**About this exercise:** Return each line of the data below verbatim; pictures are to be left out.

**Provided records:**
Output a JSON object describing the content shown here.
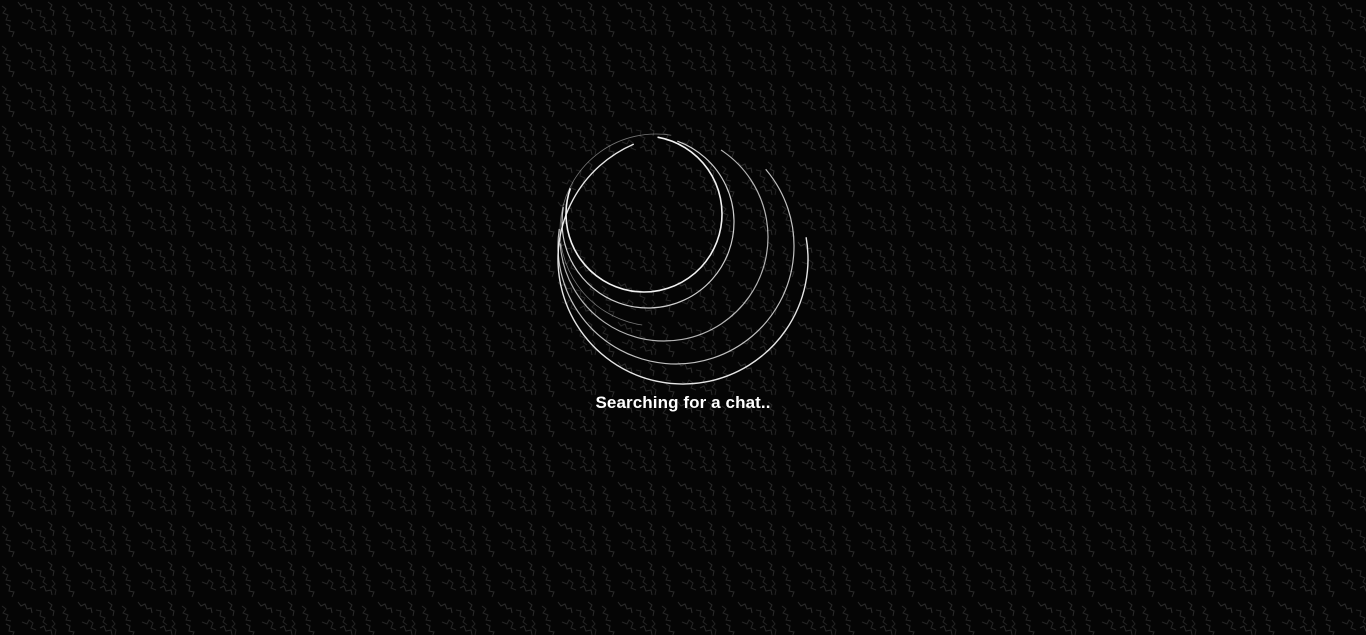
{
  "loader": {
    "status_text": "Searching for a chat..",
    "icon": "spinner-rings-icon"
  },
  "colors": {
    "background": "#050505",
    "pattern": "#2a2a2a",
    "ring": "#ffffff",
    "text": "#ffffff"
  }
}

**Response area:**
Output a JSON object describing the content shown here.
{
  "loader": {
    "status_text": "Searching for a chat..",
    "icon": "spinner-rings-icon"
  },
  "colors": {
    "background": "#050505",
    "pattern": "#2a2a2a",
    "ring": "#ffffff",
    "text": "#ffffff"
  }
}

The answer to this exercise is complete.